|International Classification||G01S1/00, G01S19/10, G01S19/04, G01S19/44|
|Cooperative Classification||G01S19/36, G01S19/54|
|European Classification||G01S19/54, G01S19/36|
|Jan 20, 1998||AS||Assignment|
Owner name: SPACE SYSTEMS/LORAL, INC., CALIFORNIA
Free format text: ASSIGNMENT OF ASSIGNORS INTEREST;ASSIGNOR:MLECZKO, DAVID;REEL/FRAME:009066/0155
Effective date: 19980105
Owner name: SPACE SYSTEMS/LORAL, INC., CALIFORNIA
Free format text: ASSIGNMENT OF ASSIGNORS INTEREST;ASSIGNORS:TADROS, ALFRED;JIN, HAI PING;MLECZKO, DAVID;REEL/FRAME:009066/0168

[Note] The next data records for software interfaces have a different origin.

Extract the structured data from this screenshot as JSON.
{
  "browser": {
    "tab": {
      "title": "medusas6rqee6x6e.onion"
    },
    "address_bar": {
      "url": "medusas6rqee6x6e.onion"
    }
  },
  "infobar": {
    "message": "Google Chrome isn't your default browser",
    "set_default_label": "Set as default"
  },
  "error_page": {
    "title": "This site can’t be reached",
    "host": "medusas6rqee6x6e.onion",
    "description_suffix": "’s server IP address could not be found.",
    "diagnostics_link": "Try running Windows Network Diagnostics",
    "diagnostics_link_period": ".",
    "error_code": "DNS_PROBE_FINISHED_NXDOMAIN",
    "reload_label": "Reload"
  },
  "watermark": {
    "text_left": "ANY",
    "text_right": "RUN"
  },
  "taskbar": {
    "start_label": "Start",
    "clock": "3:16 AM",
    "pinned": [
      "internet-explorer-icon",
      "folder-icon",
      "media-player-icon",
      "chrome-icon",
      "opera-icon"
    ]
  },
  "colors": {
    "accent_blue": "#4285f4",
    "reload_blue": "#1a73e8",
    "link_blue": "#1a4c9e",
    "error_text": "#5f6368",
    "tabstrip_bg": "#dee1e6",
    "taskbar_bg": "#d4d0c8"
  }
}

Effective date: 19971009
|Jun 10, 2002||AS||Assignment|
Owner name: BANK OF AMERICA, N.A. AS COLLATERAL AGENT, NORTH C
Free format text: SECURITY INTEREST;ASSIGNOR:SPACE SYSTEMS/LORAL, INC.;REEL/FRAME:013000/0580
Effective date: 20011221
|Jan 24, 2003||FPAY||Fee payment|
Year of fee payment: 4
|Mar 11, 2005||AS||Assignment|
Owner name: SPACE SYSTEMS/LORAL, INC., CALIFORNIA
Free format text: RELEASE OF SECURITY INTEREST;ASSIGNOR:BANK OF AMERICA, N.A.;REEL/FRAME:016153/0507
Effective date: 20040802
|Feb 14, 2007||REMI||Maintenance fee reminder mailed|
|Jul 27, 2007||LAPS||Lapse for failure to pay maintenance fees|
|Sep 18, 2007||FP||Expired due to failure to pay maintenance fee|
Effective date: 20070727